━━━ MATERIAL SHOWN

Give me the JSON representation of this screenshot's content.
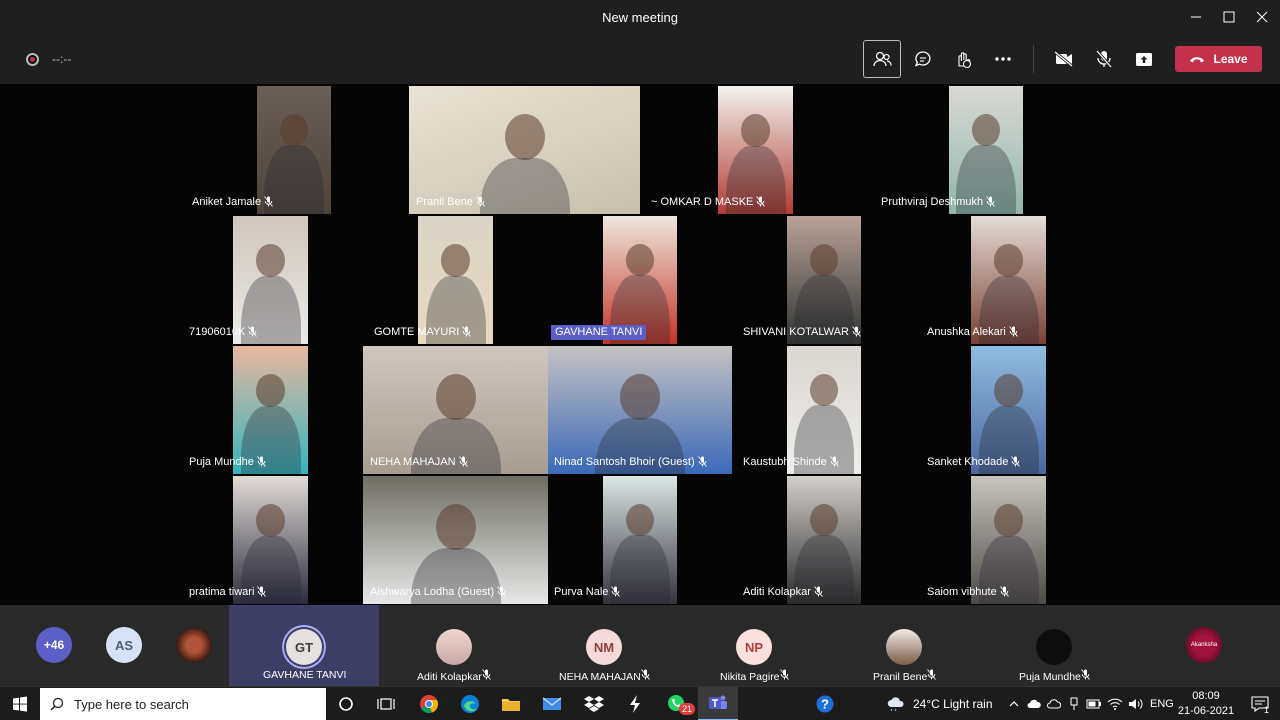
{
  "window": {
    "title": "New meeting"
  },
  "toolbar": {
    "timer": "--:--",
    "leave_label": "Leave"
  },
  "grid": [
    {
      "name": "Aniket Jamale",
      "muted": true
    },
    {
      "name": "Pranil Bene",
      "muted": true
    },
    {
      "name": "~ OMKAR D MASKE",
      "muted": true
    },
    {
      "name": "Pruthviraj Deshmukh",
      "muted": true
    },
    {
      "name": "71906010K",
      "muted": true
    },
    {
      "name": "GOMTE MAYURI",
      "muted": true
    },
    {
      "name": "GAVHANE TANVI",
      "muted": false,
      "highlight": true
    },
    {
      "name": "SHIVANI KOTALWAR",
      "muted": true
    },
    {
      "name": "Anushka Alekari",
      "muted": true
    },
    {
      "name": "Puja Mundhe",
      "muted": true
    },
    {
      "name": "NEHA MAHAJAN",
      "muted": true
    },
    {
      "name": "Ninad Santosh Bhoir (Guest)",
      "muted": true
    },
    {
      "name": "Kaustubh Shinde",
      "muted": true
    },
    {
      "name": "Sanket Khodade",
      "muted": true
    },
    {
      "name": "pratima tiwari",
      "muted": true
    },
    {
      "name": "Aishwarya Lodha (Guest)",
      "muted": true
    },
    {
      "name": "Purva Nale",
      "muted": true
    },
    {
      "name": "Aditi Kolapkar",
      "muted": true
    },
    {
      "name": "Saiom vibhute",
      "muted": true
    }
  ],
  "roster": {
    "overflow": {
      "count": "+46",
      "color": "#5b5fc7"
    },
    "initials_chip": "AS",
    "tiles": [
      {
        "name": "GAVHANE TANVI",
        "initials": "GT",
        "selected": true,
        "muted": false
      },
      {
        "name": "Aditi Kolapkar",
        "initials": "",
        "selected": false,
        "muted": true
      },
      {
        "name": "NEHA MAHAJAN",
        "initials": "NM",
        "selected": false,
        "muted": true
      },
      {
        "name": "Nikita Pagire",
        "initials": "NP",
        "selected": false,
        "muted": true
      },
      {
        "name": "Pranil Bene",
        "initials": "",
        "selected": false,
        "muted": true
      },
      {
        "name": "Puja Mundhe",
        "initials": "",
        "selected": false,
        "muted": true
      }
    ],
    "last_avatar_text": "Akanksha"
  },
  "taskbar": {
    "search_placeholder": "Type here to search",
    "whatsapp_badge": "21",
    "weather": "24°C  Light rain",
    "language": "ENG",
    "time": "08:09",
    "date": "21-06-2021",
    "notification_count": "1"
  },
  "colors": {
    "accent": "#5b5fc7",
    "leave": "#c4314b",
    "chrome": "#1f1f1f"
  }
}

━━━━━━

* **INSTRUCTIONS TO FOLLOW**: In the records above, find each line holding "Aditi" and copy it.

* **TASK ANSWER**:
      "name": "Aditi Kolapkar",
        "name": "Aditi Kolapkar",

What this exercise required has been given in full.